More than 40 mentally retarded Northern Virginia residents, many of whom have lived in institutions all their lives, will be released from a state training center and resettled in local communities under a plan approved Thursday by Virginia Gov. John N. Dalton.
Under the plan, the mildly retarded adults and children will be moved out of the Northern Virginia Training Center for the Mentally Retarded in Fairfax County. By redirecting existing funds and programs, the state will finance care and training of the mildly retarded in a variety of community-based facilities.

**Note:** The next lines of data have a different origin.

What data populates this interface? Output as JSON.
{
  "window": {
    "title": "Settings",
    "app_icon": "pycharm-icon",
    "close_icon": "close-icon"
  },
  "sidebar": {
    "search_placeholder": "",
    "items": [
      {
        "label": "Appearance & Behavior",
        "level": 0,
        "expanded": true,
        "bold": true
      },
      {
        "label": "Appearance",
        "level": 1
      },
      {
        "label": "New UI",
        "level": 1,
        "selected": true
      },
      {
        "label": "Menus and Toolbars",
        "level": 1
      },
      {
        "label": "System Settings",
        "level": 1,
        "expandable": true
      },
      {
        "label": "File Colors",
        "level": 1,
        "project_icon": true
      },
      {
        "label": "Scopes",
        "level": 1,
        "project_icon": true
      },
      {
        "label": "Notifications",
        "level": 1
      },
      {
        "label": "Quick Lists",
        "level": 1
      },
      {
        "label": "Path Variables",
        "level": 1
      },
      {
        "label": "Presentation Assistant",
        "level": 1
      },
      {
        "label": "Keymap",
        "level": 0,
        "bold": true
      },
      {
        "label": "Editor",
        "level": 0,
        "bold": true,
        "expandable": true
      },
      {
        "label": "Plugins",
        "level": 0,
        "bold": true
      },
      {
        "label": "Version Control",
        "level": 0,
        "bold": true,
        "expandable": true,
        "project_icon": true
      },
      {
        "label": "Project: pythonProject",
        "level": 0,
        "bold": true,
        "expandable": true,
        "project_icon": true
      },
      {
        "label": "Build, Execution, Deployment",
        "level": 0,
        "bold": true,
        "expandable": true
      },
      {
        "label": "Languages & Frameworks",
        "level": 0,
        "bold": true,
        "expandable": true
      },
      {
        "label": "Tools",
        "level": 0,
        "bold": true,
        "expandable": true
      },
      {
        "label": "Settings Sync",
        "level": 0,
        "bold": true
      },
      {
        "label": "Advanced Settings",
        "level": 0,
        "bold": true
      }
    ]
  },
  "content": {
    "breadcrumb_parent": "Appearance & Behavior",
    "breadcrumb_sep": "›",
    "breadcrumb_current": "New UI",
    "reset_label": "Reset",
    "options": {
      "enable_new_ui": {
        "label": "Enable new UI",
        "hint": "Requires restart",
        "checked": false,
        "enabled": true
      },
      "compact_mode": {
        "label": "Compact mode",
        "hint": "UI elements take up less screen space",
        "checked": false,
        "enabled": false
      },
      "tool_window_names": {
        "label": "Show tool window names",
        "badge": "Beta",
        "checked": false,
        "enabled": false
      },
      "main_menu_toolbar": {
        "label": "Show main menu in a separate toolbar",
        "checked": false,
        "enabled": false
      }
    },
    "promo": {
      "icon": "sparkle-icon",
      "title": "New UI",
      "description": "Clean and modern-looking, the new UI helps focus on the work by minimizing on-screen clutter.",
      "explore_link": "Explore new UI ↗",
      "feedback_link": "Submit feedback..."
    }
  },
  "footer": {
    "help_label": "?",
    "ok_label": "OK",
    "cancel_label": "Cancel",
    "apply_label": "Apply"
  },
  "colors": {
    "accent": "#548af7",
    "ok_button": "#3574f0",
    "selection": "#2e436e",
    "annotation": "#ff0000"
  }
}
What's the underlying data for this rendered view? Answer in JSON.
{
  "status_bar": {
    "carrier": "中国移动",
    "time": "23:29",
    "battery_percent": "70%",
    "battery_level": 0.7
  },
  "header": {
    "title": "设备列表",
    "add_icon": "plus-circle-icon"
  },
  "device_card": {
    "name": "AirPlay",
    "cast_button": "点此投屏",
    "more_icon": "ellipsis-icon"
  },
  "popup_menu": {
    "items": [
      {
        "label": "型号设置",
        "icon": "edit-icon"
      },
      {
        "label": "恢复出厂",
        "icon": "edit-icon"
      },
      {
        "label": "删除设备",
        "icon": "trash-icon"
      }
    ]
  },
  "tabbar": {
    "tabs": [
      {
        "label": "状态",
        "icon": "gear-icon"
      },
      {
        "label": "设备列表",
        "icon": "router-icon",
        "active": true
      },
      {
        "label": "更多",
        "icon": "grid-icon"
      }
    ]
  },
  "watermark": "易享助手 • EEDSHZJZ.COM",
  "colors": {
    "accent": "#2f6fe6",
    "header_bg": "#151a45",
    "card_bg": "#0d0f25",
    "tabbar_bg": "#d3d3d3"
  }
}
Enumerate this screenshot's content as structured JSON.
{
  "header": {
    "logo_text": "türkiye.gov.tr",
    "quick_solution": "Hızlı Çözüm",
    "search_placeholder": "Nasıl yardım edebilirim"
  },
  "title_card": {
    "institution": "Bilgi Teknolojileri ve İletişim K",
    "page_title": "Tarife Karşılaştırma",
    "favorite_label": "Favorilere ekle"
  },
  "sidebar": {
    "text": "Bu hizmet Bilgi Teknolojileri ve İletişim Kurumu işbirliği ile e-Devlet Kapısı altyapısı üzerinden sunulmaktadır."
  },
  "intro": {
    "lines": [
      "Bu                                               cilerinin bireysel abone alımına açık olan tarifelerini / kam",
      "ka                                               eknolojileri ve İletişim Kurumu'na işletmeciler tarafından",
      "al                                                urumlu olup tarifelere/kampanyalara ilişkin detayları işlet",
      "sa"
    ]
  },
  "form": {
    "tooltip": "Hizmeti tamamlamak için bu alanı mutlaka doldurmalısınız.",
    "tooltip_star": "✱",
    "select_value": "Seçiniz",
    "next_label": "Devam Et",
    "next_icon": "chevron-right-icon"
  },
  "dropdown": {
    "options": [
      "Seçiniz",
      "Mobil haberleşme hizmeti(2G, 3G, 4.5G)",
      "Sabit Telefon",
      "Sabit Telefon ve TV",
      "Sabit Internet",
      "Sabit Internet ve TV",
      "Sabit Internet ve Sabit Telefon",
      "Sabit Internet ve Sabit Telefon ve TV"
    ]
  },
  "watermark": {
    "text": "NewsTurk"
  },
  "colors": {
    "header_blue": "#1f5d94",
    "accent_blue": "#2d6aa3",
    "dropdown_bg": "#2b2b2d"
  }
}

"We hope to have the plan in the initial stages of implementation before the end of this year," said Jean Harris, state secretary of human resources, who directed an interagency task force that produced the plan under guidelines specifying that handicapped persons should be given the least restrictive alternatives.
The training center residents to be released range in age from 10 to 48. The services they will need include shelter, supervision, productive work or other activity, health care and access to recreation and training.
Areas affected by the plan - Arlington, Fairfax, Loudoun and Prince William counties and the cities of Falls Church and Alexandria - will meet the needs of the retarded through existing programs, and where necessary, the development of new ones, officials said.
The plan was praised by local officials concerned with making services for retarded citizens available outside institutions. But some said the threat of a lawsuit was necessary to move state officials to action.
"Where I sit, the real push, the real urgency came when there was a threat of litigation," said Dr. Robert Lorish, director of the Fairfax-Falls Church Services Board's mental retardation services.
The threat of a suit "added impetus," Harris acknowledged, "but we had begun planning long before."